Tookey, Mark Edward (2000) The labour party and nationalisation from Attlee to Wilson, 1945-1968: beyond the commanding heights. Doctoral thesis, Durham University.
The 1964-70 Wilson government has been the subject of intense criticism, yet limited academic study. Attention has focused primarily on its failure to achieve any breakthrough in the application of 'white heat' technology. The effect has been that many important aspects of the government's industrial policies have been ignored. In particular, its commitment to public ownership has received little consideration, despite appearing anomalous compared with the nationalisations of the preceding (and succeeding) Labour governments. Between 1964 and 1970, only iron and steel was brought into public ownership, and that was primarily 'unfinished business' from 1945-51.This thesis determines why the 1964-70 government was so reluctant to use public ownership and, specifically, nationalisation. Firstly, the relationship between public ownership and the Labour party in 1964 is examined. The Attlee government’s experiences with nationalisation and the revision of the party's programme during the 1950s are considered, along with the contribution which Wilson made to that revision. The thesis contends that, by 1964, the party's commitment to public ownership was genuinely different from that in 1945. However, it further asserts that the economic analysis on which it was based had already become outdated by 1964, and encumbered the government with an inappropriate ideological framework. Secondly, the recent release of official papers has made possible a detailed consideration of the 1964-70 government's performance. They reveal that the government pursued a more active public ownership policy than is normally considered by historians. In shipbuilding and aerospace partial nationalisations were undertaken, while more generally interventionist frameworks were established. This thesis concludes that such policies were fatally undermined by the over-commitment of Wilson to sterling parity. Coupled with the shortcomings of the party's ideological framework, this explains both why the 1964-70 government's policies appear anomalous, and why the government continues to be severely criticised.

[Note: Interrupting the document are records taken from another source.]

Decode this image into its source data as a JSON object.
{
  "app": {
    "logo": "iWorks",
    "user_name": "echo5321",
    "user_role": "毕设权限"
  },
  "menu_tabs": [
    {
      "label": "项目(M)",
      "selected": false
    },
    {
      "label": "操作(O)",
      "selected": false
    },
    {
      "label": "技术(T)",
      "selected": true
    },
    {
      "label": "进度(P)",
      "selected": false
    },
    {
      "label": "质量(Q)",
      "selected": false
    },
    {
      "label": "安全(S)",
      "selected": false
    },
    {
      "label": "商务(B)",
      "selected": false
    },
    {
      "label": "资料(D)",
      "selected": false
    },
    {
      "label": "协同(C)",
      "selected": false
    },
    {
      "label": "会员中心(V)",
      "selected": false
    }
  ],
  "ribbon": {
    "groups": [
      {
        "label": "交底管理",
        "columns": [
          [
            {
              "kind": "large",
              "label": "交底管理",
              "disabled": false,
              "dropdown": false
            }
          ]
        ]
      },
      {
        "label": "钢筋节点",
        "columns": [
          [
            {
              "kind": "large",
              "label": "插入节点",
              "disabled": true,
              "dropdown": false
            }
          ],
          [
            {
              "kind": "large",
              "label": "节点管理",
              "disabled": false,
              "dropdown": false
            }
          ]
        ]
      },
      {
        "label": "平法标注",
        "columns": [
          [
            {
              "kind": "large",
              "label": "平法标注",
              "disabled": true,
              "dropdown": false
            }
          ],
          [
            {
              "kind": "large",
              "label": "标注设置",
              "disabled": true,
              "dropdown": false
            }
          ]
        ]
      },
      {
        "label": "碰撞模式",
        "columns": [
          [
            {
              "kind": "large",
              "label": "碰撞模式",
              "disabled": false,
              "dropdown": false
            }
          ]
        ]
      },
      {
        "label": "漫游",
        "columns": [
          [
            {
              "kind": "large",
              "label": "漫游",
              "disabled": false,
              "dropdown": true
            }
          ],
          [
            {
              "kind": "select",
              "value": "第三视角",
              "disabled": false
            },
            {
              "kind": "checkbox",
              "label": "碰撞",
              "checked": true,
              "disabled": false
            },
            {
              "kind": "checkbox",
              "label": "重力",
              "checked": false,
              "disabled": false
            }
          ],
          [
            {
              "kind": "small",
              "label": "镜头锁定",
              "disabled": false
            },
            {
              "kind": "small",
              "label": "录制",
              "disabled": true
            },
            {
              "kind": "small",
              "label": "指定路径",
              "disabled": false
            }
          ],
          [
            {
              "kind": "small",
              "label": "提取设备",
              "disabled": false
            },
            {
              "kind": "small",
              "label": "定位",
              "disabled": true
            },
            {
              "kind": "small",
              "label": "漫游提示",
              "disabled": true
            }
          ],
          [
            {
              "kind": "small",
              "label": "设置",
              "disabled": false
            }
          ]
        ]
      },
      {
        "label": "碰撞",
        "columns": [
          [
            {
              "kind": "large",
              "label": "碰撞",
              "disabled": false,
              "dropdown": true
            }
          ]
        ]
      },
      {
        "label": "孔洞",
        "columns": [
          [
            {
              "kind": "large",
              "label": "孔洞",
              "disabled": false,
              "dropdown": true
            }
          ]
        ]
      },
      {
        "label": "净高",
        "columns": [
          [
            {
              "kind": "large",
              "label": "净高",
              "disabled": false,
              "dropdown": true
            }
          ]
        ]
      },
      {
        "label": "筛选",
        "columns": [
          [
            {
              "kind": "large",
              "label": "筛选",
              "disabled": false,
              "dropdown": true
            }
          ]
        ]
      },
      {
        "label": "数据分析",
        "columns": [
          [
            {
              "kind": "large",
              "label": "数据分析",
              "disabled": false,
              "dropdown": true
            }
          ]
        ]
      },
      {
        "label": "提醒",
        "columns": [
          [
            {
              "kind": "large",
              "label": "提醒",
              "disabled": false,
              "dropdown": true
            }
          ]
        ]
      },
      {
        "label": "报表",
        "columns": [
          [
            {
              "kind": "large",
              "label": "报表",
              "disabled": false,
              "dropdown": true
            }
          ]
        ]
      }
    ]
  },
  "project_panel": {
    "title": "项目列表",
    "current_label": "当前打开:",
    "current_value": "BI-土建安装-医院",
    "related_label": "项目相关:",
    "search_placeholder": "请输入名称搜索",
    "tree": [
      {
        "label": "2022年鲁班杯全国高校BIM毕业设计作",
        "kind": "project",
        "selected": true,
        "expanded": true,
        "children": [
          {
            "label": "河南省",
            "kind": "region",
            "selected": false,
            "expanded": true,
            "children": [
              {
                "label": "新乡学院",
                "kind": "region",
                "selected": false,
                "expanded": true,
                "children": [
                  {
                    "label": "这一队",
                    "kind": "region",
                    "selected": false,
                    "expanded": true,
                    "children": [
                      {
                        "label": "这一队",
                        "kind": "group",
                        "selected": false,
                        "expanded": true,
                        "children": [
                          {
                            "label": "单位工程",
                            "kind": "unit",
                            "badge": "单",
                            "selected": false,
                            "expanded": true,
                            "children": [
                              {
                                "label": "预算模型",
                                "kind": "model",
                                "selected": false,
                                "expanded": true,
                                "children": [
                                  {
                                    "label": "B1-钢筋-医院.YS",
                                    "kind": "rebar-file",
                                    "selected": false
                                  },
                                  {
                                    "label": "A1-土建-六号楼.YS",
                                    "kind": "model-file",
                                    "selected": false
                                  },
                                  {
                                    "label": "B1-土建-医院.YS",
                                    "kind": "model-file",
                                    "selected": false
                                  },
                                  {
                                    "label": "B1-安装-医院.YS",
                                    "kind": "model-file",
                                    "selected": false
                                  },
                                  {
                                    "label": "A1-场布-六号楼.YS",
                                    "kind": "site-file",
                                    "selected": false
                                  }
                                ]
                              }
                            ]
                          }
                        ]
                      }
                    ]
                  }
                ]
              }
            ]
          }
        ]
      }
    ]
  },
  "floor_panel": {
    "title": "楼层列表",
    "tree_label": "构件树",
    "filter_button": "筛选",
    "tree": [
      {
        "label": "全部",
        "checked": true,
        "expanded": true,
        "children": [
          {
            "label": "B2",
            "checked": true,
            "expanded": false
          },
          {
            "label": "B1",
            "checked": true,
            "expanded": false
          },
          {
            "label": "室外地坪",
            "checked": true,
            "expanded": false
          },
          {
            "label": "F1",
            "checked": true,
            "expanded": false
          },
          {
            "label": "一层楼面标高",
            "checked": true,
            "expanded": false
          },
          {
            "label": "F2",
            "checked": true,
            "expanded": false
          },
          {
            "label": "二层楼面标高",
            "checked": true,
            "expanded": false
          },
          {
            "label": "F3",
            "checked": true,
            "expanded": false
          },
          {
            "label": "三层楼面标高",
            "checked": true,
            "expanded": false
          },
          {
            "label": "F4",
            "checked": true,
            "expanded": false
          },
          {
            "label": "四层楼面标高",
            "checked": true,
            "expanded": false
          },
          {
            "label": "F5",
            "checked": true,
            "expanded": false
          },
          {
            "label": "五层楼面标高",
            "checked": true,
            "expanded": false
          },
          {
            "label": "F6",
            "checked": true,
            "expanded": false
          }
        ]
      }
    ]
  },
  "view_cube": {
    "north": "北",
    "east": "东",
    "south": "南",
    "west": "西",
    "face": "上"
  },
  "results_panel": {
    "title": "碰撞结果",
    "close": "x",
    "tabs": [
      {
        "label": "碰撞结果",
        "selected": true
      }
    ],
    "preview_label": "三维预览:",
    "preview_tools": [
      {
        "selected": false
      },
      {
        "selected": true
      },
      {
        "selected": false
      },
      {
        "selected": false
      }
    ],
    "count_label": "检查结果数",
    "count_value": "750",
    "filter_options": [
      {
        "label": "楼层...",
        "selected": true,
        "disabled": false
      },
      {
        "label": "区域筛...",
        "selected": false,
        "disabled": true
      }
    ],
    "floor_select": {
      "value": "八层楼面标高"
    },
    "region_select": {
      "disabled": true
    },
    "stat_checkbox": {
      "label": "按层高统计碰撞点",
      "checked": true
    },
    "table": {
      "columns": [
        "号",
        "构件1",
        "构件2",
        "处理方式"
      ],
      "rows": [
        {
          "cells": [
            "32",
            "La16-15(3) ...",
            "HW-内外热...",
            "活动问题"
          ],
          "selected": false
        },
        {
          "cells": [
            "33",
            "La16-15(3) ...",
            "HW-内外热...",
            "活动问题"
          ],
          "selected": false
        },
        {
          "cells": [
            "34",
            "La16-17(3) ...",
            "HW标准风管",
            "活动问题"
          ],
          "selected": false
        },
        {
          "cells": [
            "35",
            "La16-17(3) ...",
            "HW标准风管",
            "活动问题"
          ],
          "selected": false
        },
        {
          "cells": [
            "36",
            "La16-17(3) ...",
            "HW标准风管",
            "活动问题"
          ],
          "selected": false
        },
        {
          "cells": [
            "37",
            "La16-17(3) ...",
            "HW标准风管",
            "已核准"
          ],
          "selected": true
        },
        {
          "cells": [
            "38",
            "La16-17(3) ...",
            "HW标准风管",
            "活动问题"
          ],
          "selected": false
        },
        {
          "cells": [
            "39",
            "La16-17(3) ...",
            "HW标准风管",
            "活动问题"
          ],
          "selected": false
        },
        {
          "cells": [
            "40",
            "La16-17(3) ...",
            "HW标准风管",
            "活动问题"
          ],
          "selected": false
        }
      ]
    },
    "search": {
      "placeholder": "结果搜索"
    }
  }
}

|Doctor of Philosophy
|Copyright of this thesis is held by the author
|13 Sep 2012 15:46